Preparing for the second half of 2014
Caterpillar and Intel led the Dow in the first half of the year, and they've now increased expectations for investors. For both to continue to lead, they'll need to perform operationally; but I'd rather bet on these two highly profitable companies than take a flier on a higher-growth stock. Long term, those profits matter and this year is proving that.

How to beat the market long-term
The smartest investors know that dividend stocks simply crush their non-dividend paying counterparts over the long term. That's beyond dispute. They also know that a well-constructed dividend portfolio creates wealth steadily, while still allowing you to sleep like a baby. Knowing how valuable such a portfolio might be, our top analysts put together a report on a group of high-yielding stocks that should be in any income investor's portfolio. To see our free report on these stocks, just click here now.

Travis Hoium manages an account that owns shares of Intel. The Motley Fool recommends Intel. The Motley Fool owns shares of Intel. Try any of our Foolish newsletter services free for 30 days. We Fools may not all hold the same opinions, but we all believe that considering a diverse range of insights makes us better investors.

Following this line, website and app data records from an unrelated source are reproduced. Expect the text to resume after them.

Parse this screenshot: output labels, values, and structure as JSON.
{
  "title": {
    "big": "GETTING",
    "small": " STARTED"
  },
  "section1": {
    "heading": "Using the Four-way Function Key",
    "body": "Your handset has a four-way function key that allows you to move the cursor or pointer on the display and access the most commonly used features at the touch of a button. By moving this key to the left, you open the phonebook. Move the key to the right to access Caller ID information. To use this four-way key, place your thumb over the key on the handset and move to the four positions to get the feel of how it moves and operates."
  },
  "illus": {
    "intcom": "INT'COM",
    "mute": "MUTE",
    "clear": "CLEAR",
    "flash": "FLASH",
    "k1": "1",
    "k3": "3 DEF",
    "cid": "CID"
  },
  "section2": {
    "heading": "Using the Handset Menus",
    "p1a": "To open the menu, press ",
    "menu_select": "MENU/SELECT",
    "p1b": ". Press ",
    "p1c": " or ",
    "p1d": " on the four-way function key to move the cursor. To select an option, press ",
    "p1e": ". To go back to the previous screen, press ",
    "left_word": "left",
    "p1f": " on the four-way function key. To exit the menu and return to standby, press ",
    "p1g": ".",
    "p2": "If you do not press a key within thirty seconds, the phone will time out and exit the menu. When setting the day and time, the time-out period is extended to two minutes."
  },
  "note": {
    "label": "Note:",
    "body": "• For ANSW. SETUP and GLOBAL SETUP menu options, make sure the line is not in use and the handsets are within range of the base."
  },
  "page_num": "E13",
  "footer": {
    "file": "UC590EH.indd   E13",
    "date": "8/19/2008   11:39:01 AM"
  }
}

The Motley Fool has a disclosure policy.

Money to your ears - A great FREE investing resource for you

The best way to get your regular dose of market and money insights is our suite of free podcasts ... what we like to think of as “binge-worthy finance.”

Feb 1, 2016 at 5:03PM

Whether we're in the midst of earnings season or riding out the market's lulls, you want to know the best strategies for your money.

And you'll want to go beyond the hype of screaming TV personalities, fear-mongering ads, and "analysis" from people who might have your email address ... but no track record of success.

In short, you want a voice of reason you can count on.

A 2015 Business Insider article titled, "11 websites to bookmark if you want to get rich," rated The Motley Fool as the #1 place online to get smarter about investing.

And one of the easiest, most enjoyable, most valuable ways to get your regular dose of market and money insights is our suite of free podcasts ... what we like to think of as "binge-worthy finance."

Whether you make it part of your daily commute or you save up and listen to a handful of episodes for your 50-mile bike rides or long soaks in a bubble bath (or both!), the podcasts make sense of your money.

And unlike so many who want to make the subjects of personal finance and investing complicated and scary, our podcasts are clear, insightful, and (yes, it's true) fun.

Our free suite of podcasts

Motley Fool Money features a team of our analysts discussing the week's top business and investing stories, interviews, and an inside look at the stocks on our radar. The show is also heard weekly on dozens of radio stations across the country.

The hosts of Motley Fool Answers challenge the conventional wisdom on life's biggest financial issues to reveal what you really need to know to make smart money moves.

David Gardner, co-founder of The Motley Fool, is among the most respected and trusted sources on investing. And he's the host of Rule Breaker Investing, in which he shares his insights into today's most innovative and disruptive companies ... and how to profit from them.

Market Foolery is our daily look at stocks in the news, as well as the top business and investing stories.

And Industry Focus offers a deeper dive into a specific industry and the stories making headlines. Healthcare, technology, energy, consumer goods, and other industries take turns in the spotlight.

They're all informative, entertaining, and eminently listenable. Rule Breaker Investing and Answers are timeless, so it's worth going back to and listening from the very start; the other three are focused more on today's events, so listen to the most recent first.

All are available for free at www.fool.com/podcasts.

If you're looking for a friendly voice ... with great advice on how to make the most of your money ... from a business with a lengthy track record of success ... in clear, compelling language ... I encourage you to give a listen to our free podcasts.

Head to www.fool.com/podcasts, give them a spin, and you can subscribe there (at iTunes, Stitcher, or our other partners) if you want to receive them regularly.

It's money to your ears.

 


Compare Brokers